- [Problem description]
Each line of the material below should be reproduced exactly.

- [Records]
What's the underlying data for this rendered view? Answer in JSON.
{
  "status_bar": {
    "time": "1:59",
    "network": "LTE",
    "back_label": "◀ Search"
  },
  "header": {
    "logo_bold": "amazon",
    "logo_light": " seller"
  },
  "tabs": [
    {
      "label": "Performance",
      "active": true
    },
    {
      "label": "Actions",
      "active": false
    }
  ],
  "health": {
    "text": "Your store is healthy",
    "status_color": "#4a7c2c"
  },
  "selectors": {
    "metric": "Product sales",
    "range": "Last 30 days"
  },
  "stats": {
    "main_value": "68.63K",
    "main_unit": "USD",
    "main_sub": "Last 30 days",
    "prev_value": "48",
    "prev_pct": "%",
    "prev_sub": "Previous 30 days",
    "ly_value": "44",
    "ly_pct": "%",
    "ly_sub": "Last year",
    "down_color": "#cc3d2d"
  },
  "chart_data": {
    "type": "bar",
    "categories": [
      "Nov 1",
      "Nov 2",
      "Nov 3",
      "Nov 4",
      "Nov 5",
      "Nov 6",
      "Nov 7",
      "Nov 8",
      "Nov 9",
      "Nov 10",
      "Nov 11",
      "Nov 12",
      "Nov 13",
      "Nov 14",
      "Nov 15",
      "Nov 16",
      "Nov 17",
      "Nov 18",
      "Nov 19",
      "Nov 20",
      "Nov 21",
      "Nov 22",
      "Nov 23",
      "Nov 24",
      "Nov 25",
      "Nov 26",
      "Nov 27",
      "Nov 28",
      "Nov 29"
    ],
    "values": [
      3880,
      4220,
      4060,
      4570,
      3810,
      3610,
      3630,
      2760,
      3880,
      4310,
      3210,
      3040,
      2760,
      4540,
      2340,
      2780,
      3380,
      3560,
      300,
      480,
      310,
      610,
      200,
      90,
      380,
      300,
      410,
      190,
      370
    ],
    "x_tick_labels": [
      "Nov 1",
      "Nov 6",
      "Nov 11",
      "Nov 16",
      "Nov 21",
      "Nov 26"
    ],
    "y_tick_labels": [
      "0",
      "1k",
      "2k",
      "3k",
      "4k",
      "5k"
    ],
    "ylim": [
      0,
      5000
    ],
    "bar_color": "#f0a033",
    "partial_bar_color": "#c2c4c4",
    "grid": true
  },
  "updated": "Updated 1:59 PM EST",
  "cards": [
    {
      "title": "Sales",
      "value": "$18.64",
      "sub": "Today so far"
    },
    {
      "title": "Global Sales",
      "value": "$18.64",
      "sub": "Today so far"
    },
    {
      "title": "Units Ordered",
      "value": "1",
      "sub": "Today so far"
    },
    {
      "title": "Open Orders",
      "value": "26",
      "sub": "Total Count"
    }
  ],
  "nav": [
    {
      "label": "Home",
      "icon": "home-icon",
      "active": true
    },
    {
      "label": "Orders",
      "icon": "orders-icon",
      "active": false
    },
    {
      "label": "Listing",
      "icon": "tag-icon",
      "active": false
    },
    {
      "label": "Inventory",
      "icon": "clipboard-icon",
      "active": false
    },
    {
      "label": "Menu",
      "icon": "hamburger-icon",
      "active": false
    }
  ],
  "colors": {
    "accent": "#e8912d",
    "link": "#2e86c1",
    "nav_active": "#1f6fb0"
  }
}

- [Result of the task]
What's the underlying data for this rendered view? Answer in JSON.
{
  "status_bar": {
    "time": "1:59",
    "network": "LTE",
    "back_label": "◀ Search"
  },
  "header": {
    "logo_bold": "amazon",
    "logo_light": " seller"
  },
  "tabs": [
    {
      "label": "Performance",
      "active": true
    },
    {
      "label": "Actions",
      "active": false
    }
  ],
  "health": {
    "text": "Your store is healthy",
    "status_color": "#4a7c2c"
  },
  "selectors": {
    "metric": "Product sales",
    "range": "Last 30 days"
  },
  "stats": {
    "main_value": "68.63K",
    "main_unit": "USD",
    "main_sub": "Last 30 days",
    "prev_value": "48",
    "prev_pct": "%",
    "prev_sub": "Previous 30 days",
    "ly_value": "44",
    "ly_pct": "%",
    "ly_sub": "Last year",
    "down_color": "#cc3d2d"
  },
  "chart_data": {
    "type": "bar",
    "categories": [
      "Nov 1",
      "Nov 2",
      "Nov 3",
      "Nov 4",
      "Nov 5",
      "Nov 6",
      "Nov 7",
      "Nov 8",
      "Nov 9",
      "Nov 10",
      "Nov 11",
      "Nov 12",
      "Nov 13",
      "Nov 14",
      "Nov 15",
      "Nov 16",
      "Nov 17",
      "Nov 18",
      "Nov 19",
      "Nov 20",
      "Nov 21",
      "Nov 22",
      "Nov 23",
      "Nov 24",
      "Nov 25",
      "Nov 26",
      "Nov 27",
      "Nov 28",
      "Nov 29"
    ],
    "values": [
      3880,
      4220,
      4060,
      4570,
      3810,
      3610,
      3630,
      2760,
      3880,
      4310,
      3210,
      3040,
      2760,
      4540,
      2340,
      2780,
      3380,
      3560,
      300,
      480,
      310,
      610,
      200,
      90,
      380,
      300,
      410,
      190,
      370
    ],
    "x_tick_labels": [
      "Nov 1",
      "Nov 6",
      "Nov 11",
      "Nov 16",
      "Nov 21",
      "Nov 26"
    ],
    "y_tick_labels": [
      "0",
      "1k",
      "2k",
      "3k",
      "4k",
      "5k"
    ],
    "ylim": [
      0,
      5000
    ],
    "bar_color": "#f0a033",
    "partial_bar_color": "#c2c4c4",
    "grid": true
  },
  "updated": "Updated 1:59 PM EST",
  "cards": [
    {
      "title": "Sales",
      "value": "$18.64",
      "sub": "Today so far"
    },
    {
      "title": "Global Sales",
      "value": "$18.64",
      "sub": "Today so far"
    },
    {
      "title": "Units Ordered",
      "value": "1",
      "sub": "Today so far"
    },
    {
      "title": "Open Orders",
      "value": "26",
      "sub": "Total Count"
    }
  ],
  "nav": [
    {
      "label": "Home",
      "icon": "home-icon",
      "active": true
    },
    {
      "label": "Orders",
      "icon": "orders-icon",
      "active": false
    },
    {
      "label": "Listing",
      "icon": "tag-icon",
      "active": false
    },
    {
      "label": "Inventory",
      "icon": "clipboard-icon",
      "active": false
    },
    {
      "label": "Menu",
      "icon": "hamburger-icon",
      "active": false
    }
  ],
  "colors": {
    "accent": "#e8912d",
    "link": "#2e86c1",
    "nav_active": "#1f6fb0"
  }
}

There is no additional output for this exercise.